[Website and app data records]
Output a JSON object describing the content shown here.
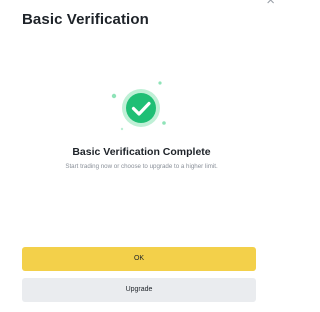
{
  "dialog": {
    "title": "Basic Verification",
    "close_label": "×",
    "headline": "Basic Verification Complete",
    "subline": "Start trading now or choose to upgrade to a higher limit.",
    "ok_label": "OK",
    "upgrade_label": "Upgrade"
  },
  "colors": {
    "accent_green": "#1fbf75",
    "primary_yellow": "#f3d04a",
    "secondary_gray": "#eaecef"
  },
  "icons": {
    "success": "check-circle-icon",
    "close": "close-icon"
  }
}
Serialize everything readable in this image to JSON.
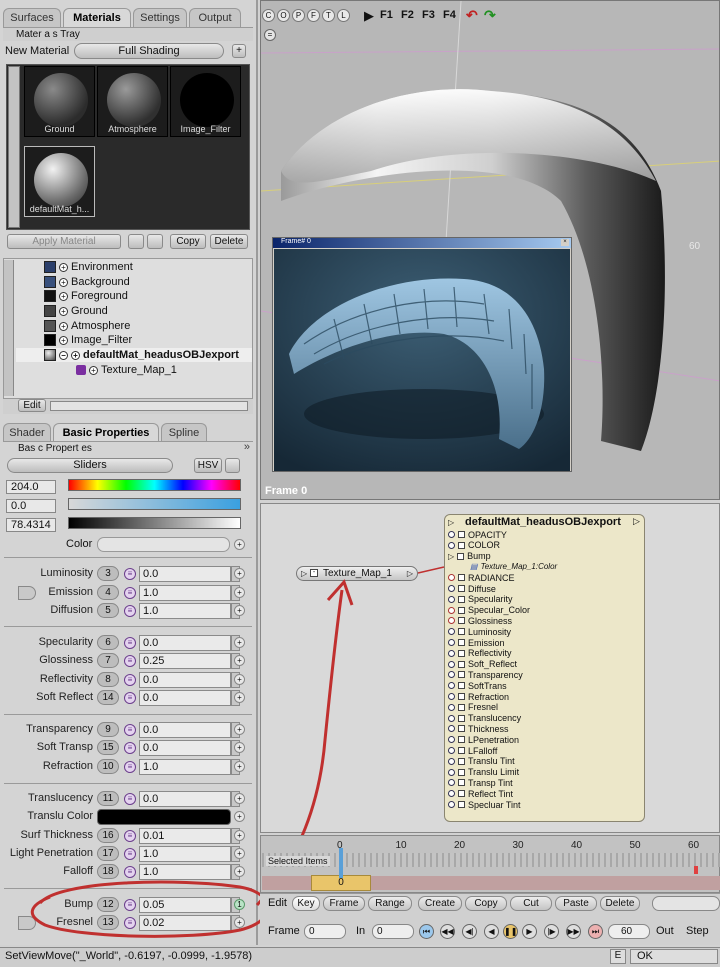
{
  "tabs": [
    {
      "label": "Surfaces",
      "active": false
    },
    {
      "label": "Materials",
      "active": true
    },
    {
      "label": "Settings",
      "active": false
    },
    {
      "label": "Output",
      "active": false
    }
  ],
  "tray": {
    "title": "Mater a s Tray",
    "new_material": "New Material",
    "shading": "Full Shading",
    "apply": "Apply Material",
    "copy": "Copy",
    "delete": "Delete"
  },
  "thumbs": [
    "Ground",
    "Atmosphere",
    "Image_Filter",
    "defaultMat_h..."
  ],
  "tree": {
    "items": [
      "Environment",
      "Background",
      "Foreground",
      "Ground",
      "Atmosphere",
      "Image_Filter",
      "defaultMat_headusOBJexport",
      "Texture_Map_1"
    ],
    "edit": "Edit"
  },
  "shader_tabs": [
    "Shader",
    "Basic Properties",
    "Spline"
  ],
  "basic": {
    "title": "Bas c Propert es",
    "sliders": "Sliders",
    "mode": "HSV",
    "hue": "204.0",
    "sat": "0.0",
    "val": "78.4314",
    "color_label": "Color"
  },
  "props": [
    {
      "label": "Luminosity",
      "num": "3",
      "val": "0.0"
    },
    {
      "label": "Emission",
      "num": "4",
      "val": "1.0"
    },
    {
      "label": "Diffusion",
      "num": "5",
      "val": "1.0"
    },
    {
      "label": "Specularity",
      "num": "6",
      "val": "0.0"
    },
    {
      "label": "Glossiness",
      "num": "7",
      "val": "0.25"
    },
    {
      "label": "Reflectivity",
      "num": "8",
      "val": "0.0"
    },
    {
      "label": "Soft Reflect",
      "num": "14",
      "val": "0.0"
    },
    {
      "label": "Transparency",
      "num": "9",
      "val": "0.0"
    },
    {
      "label": "Soft Transp",
      "num": "15",
      "val": "0.0"
    },
    {
      "label": "Refraction",
      "num": "10",
      "val": "1.0"
    },
    {
      "label": "Translucency",
      "num": "11",
      "val": "0.0"
    },
    {
      "label": "Translu Color",
      "num": "",
      "val": ""
    },
    {
      "label": "Surf Thickness",
      "num": "16",
      "val": "0.01"
    },
    {
      "label": "Light Penetration",
      "num": "17",
      "val": "1.0"
    },
    {
      "label": "Falloff",
      "num": "18",
      "val": "1.0"
    },
    {
      "label": "Bump",
      "num": "12",
      "val": "0.05"
    },
    {
      "label": "Fresnel",
      "num": "13",
      "val": "0.02"
    }
  ],
  "toolbar": {
    "letters": [
      "C",
      "O",
      "P",
      "F",
      "T",
      "L"
    ],
    "fkeys": [
      "F1",
      "F2",
      "F3",
      "F4"
    ]
  },
  "viewport": {
    "frame_label": "Frame 0",
    "render_window_title": "Frame# 0",
    "axis_tick": "60"
  },
  "node_editor": {
    "texture_node": "Texture_Map_1",
    "material_node": "defaultMat_headusOBJexport",
    "channels": [
      "OPACITY",
      "COLOR",
      "Bump",
      "Texture_Map_1:Color",
      "RADIANCE",
      "Diffuse",
      "Specularity",
      "Specular_Color",
      "Glossiness",
      "Luminosity",
      "Emission",
      "Reflectivity",
      "Soft_Reflect",
      "Transparency",
      "SoftTrans",
      "Refraction",
      "Fresnel",
      "Translucency",
      "Thickness",
      "LPenetration",
      "LFalloff",
      "Translu Tint",
      "Translu Limit",
      "Transp Tint",
      "Reflect Tint",
      "Specluar Tint"
    ]
  },
  "timeline": {
    "ticks": [
      "0",
      "10",
      "20",
      "30",
      "40",
      "50",
      "60"
    ],
    "selected": "Selected Items",
    "current": "0",
    "edit": "Edit",
    "buttons": [
      "Key",
      "Frame",
      "Range",
      "Create",
      "Copy",
      "Cut",
      "Paste",
      "Delete"
    ],
    "frame_label": "Frame",
    "frame_val": "0",
    "in_label": "In",
    "in_val": "0",
    "out_val": "60",
    "out_label": "Out",
    "step_label": "Step"
  },
  "status": {
    "text": "SetViewMove(\"_World\", -0.6197, -0.0999, -1.9578)",
    "e": "E",
    "ok": "OK"
  },
  "colors": {
    "annotation": "#c0302f",
    "node_bg": "#ece7c9",
    "render_bg": "#2c4658"
  }
}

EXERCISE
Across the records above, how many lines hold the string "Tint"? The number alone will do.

EXERCISE RESPONSE
4